The Spokane Police Department will be giving away “The Club”, an auto theft prevention device, for people who have the vehicles (year, make, and model) listed below. These are commonly stolen vehicles and by giving out Clubs, Spokane Police hope to prevent vehicle theft in the city.
Funds for this giveaway program come from the Washington Auto Theft Prevention Authority (WATPA). WATPA was created a result of the Washington Legislature’s desire to change trends in car theft. The Elizabeth Nowak-Washington Auto Theft Prevention Act was enacted in 2007. In addition to changes in the laws dealing with motor vehicle theft, the Act created the Washington Auto Theft Prevention Authority (WATPA) in the Washington Association of Sheriffs and Police Chiefs (WASPC). The WATPA account provides grant funds to law enforcement agencies to combat vehicle theft. Expenditures from the grant are used for activities related to motor vehicle theft and include education, prevention, and investigation.
In order to receive a Club you just have to show proof of ownership for one of these vehicles:
You can pick up a free Club at one of the following SPD precincts.
North Precinct: 5124 N. Market St., 9 a.m. – 4:30 p.m. Monday through Thursday
Downtown Precinct: 221 W. 1st Ave., 2 p.m. – 4 p.m. Mondays and Thursdays
Neighbors, Spokane Police and the City of Spokane are working together to reduce sex trafficking, improve the Targeted Investment Area and continue to revitalize the E. Sprague neighborhood.
Historically, E. Sprague has been a location within the City of Spokane where street-level prostitution and/or sex trafficking has occurred. Prostitution and/or sex trafficking may lead to drug trafficking, physical and sexual assault, as well as neighborhood concerns.
In December of 2013, members of the Spokane City Council announced the selection of the E. Sprague Corridor as a Targeted Investment Area. The goal of Targeted Investment Area is to demonstrate that targeted investment of public dollars for housing, street and utility infrastructure, public safety and other efforts can lead to increased private investment and measurable, long-term economic vitality for Spokane neighborhoods. The Targeted Investment Area is located in the East Central neighborhood between the Hamilton overpass (west) and Fiske (east). The north boundary is the railroad tracks and Interstate 90 to the south.
As a continuation of the Targeted Investment Area project, E. Sprague neighbors and Spokane Police initiated the “ Something? Say Something” E. Sprague Revitalization project. “See Something?

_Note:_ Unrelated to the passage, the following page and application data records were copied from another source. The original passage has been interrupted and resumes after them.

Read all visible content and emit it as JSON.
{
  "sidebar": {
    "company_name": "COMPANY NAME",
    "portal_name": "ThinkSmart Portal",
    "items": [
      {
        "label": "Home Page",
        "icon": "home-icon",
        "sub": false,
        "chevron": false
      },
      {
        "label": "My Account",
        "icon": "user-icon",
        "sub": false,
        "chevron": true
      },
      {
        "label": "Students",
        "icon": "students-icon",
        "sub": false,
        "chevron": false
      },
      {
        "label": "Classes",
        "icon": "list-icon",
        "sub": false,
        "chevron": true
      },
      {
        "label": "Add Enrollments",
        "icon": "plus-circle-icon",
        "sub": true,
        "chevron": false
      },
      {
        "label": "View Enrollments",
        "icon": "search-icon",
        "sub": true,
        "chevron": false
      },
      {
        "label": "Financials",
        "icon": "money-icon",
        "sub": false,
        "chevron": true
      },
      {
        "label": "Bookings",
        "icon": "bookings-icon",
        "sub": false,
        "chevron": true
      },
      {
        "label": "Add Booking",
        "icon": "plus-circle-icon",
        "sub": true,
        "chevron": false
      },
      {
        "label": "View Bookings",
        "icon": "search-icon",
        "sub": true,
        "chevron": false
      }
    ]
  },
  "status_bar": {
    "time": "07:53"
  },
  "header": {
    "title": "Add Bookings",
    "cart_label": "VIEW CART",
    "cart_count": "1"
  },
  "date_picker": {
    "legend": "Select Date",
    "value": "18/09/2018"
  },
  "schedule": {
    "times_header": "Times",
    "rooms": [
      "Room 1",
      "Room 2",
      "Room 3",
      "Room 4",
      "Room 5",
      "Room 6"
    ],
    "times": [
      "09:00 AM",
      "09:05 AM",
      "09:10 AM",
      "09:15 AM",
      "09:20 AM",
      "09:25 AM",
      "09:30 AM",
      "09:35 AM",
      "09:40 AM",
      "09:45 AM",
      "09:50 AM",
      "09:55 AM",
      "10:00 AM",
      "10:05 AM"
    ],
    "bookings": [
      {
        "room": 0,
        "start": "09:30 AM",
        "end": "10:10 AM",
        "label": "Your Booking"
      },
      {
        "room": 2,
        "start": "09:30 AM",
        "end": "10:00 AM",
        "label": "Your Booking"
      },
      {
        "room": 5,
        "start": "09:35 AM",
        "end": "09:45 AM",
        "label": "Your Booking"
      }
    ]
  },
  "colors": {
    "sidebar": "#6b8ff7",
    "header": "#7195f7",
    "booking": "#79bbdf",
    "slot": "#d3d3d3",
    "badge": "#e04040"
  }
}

Say Something” is a collaborative effort between the Spokane Police Department, nonprofit organizations and local businesses, most notably the East Spokane Business Association (ESBA). The goal of “See Something? Say Something” is to prevent and reduce prostitution and sex trafficking by targeting sex buyers, (the “Johns”) who patronize prostitutes.

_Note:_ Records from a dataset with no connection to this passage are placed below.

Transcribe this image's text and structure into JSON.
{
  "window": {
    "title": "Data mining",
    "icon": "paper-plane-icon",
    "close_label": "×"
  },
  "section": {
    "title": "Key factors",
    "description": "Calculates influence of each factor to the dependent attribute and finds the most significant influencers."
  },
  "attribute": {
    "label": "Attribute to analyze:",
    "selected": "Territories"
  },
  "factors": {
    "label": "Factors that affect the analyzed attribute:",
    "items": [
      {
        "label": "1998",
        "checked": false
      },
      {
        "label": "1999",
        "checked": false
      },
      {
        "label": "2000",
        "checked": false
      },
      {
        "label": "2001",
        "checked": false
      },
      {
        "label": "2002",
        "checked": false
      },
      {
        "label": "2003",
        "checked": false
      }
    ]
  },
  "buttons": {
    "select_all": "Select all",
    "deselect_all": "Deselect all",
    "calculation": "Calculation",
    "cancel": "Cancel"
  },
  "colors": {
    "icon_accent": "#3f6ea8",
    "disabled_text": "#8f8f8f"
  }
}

In January of 2015, E. Sprague neighbors and Spokane Police requested that the Spokane City Council pass an ordinance designating the E. Sprague area as an area of high prostitution activity. This designation allows officers to impound the vehicles owned by those individuals who are arrested for prostitution-related offenses, in the hopes of further deterring the behavior. The City Council unanimously approved the ordinance.
In addition to coordinated neighborhood/community policing efforts (i.e. the posting of signs in businesses and homes encouraging citizens who “See Something” to “Say Something” by reporting prostitution-related activity to Crime Check at 509.456.2233), the Spokane Police Department is conducting a series of undercover sting operations to arrest individuals who attempt to purchase sex from a prostitute. Those offenders will be booked into jail and their vehicles impounded when these vehicles are used in the commission of a crime (per City ordinance SMC 10.06.037).

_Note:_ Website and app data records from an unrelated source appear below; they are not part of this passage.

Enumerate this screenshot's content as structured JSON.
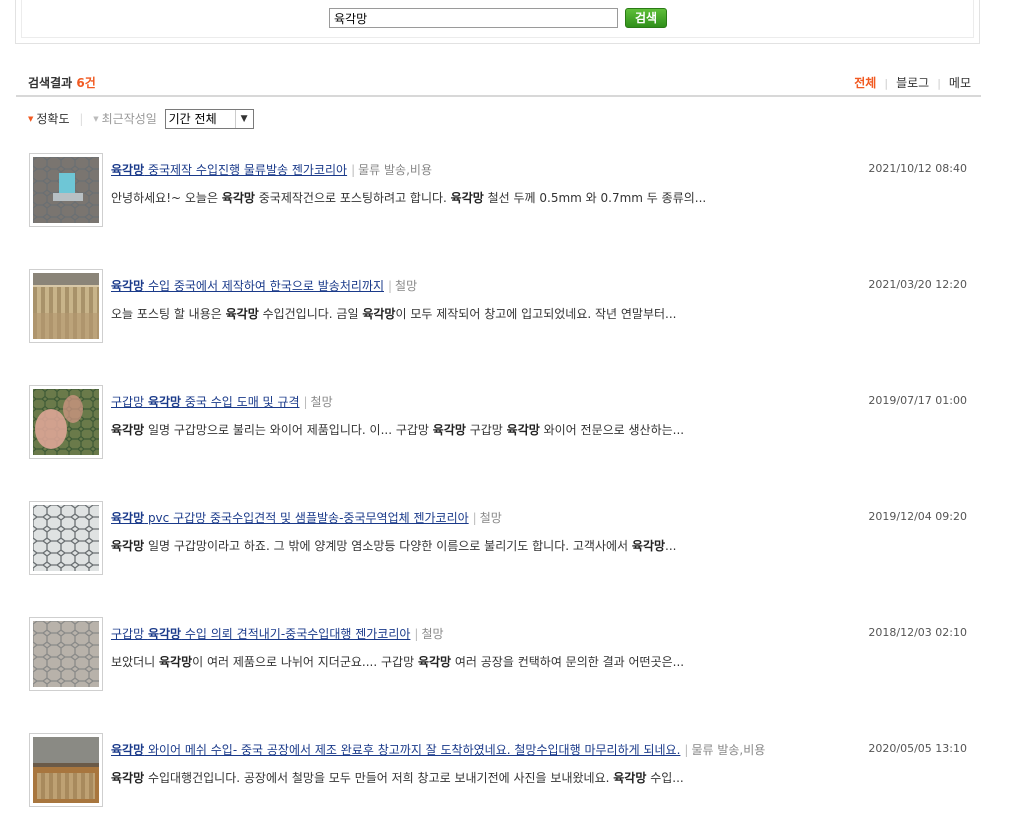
{
  "search": {
    "value": "육각망",
    "button_label": "검색"
  },
  "results_header": {
    "label": "검색결과",
    "count": "6건"
  },
  "view_tabs": [
    "전체",
    "블로그",
    "메모"
  ],
  "sort": {
    "accuracy": "정확도",
    "recent": "최근작성일",
    "period": "기간 전체"
  },
  "results": [
    {
      "title": [
        [
          "육각망",
          true
        ],
        [
          " 중국제작 수입진행 물류발송 젠가코리아",
          false
        ]
      ],
      "category": "물류 발송,비용",
      "date": "2021/10/12 08:40",
      "desc": [
        [
          "안녕하세요!~ 오늘은 ",
          false
        ],
        [
          "육각망",
          true
        ],
        [
          " 중국제작건으로 포스팅하려고 합니다. ",
          false
        ],
        [
          "육각망",
          true
        ],
        [
          " 철선 두께 0.5mm 와 0.7mm 두 종류의...",
          false
        ]
      ]
    },
    {
      "title": [
        [
          "육각망",
          true
        ],
        [
          " 수입 중국에서 제작하여 한국으로 발송처리까지",
          false
        ]
      ],
      "category": "철망",
      "date": "2021/03/20 12:20",
      "desc": [
        [
          "오늘 포스팅 할 내용은 ",
          false
        ],
        [
          "육각망",
          true
        ],
        [
          " 수입건입니다. 금일 ",
          false
        ],
        [
          "육각망",
          true
        ],
        [
          "이 모두 제작되어 창고에 입고되었네요. 작년 연말부터...",
          false
        ]
      ]
    },
    {
      "title": [
        [
          "구갑망 ",
          false
        ],
        [
          "육각망",
          true
        ],
        [
          " 중국 수입 도매 및 규격",
          false
        ]
      ],
      "category": "철망",
      "date": "2019/07/17 01:00",
      "desc": [
        [
          "육각망",
          true
        ],
        [
          " 일명 구갑망으로 불리는 와이어 제품입니다. 이... 구갑망 ",
          false
        ],
        [
          "육각망",
          true
        ],
        [
          " 구갑망 ",
          false
        ],
        [
          "육각망",
          true
        ],
        [
          " 와이어 전문으로 생산하는...",
          false
        ]
      ]
    },
    {
      "title": [
        [
          "육각망",
          true
        ],
        [
          " pvc 구갑망 중국수입견적 및 샘플발송-중국무역업체 젠가코리아",
          false
        ]
      ],
      "category": "철망",
      "date": "2019/12/04 09:20",
      "desc": [
        [
          "육각망",
          true
        ],
        [
          " 일명 구갑망이라고 하죠. 그 밖에 양계망 염소망등 다양한 이름으로 불리기도 합니다. 고객사에서 ",
          false
        ],
        [
          "육각망",
          true
        ],
        [
          "...",
          false
        ]
      ]
    },
    {
      "title": [
        [
          "구갑망 ",
          false
        ],
        [
          "육각망",
          true
        ],
        [
          " 수입 의뢰 견적내기-중국수입대행 젠가코리아",
          false
        ]
      ],
      "category": "철망",
      "date": "2018/12/03 02:10",
      "desc": [
        [
          "보았더니 ",
          false
        ],
        [
          "육각망",
          true
        ],
        [
          "이 여러 제품으로 나뉘어 지더군요.... 구갑망 ",
          false
        ],
        [
          "육각망",
          true
        ],
        [
          " 여러 공장을 컨택하여 문의한 결과 어떤곳은...",
          false
        ]
      ]
    },
    {
      "title": [
        [
          "육각망",
          true
        ],
        [
          " 와이어 메쉬 수입- 중국 공장에서 제조 완료후 창고까지 잘 도착하였네요. 철망수입대행 마무리하게 되네요.",
          false
        ]
      ],
      "category": "물류 발송,비용",
      "date": "2020/05/05 13:10",
      "desc": [
        [
          "육각망",
          true
        ],
        [
          " 수입대행건입니다. 공장에서 철망을 모두 만들어 저희 창고로 보내기전에 사진을 보내왔네요. ",
          false
        ],
        [
          "육각망",
          true
        ],
        [
          " 수입...",
          false
        ]
      ]
    }
  ]
}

Although women engaged in prostitution are not the focus of this initiative, it is still important to recognize the need to connect these women to resources such as counseling, housing and job training. A resource pamphlet listing available resources will be distributed when appropriate (by officers and advocates).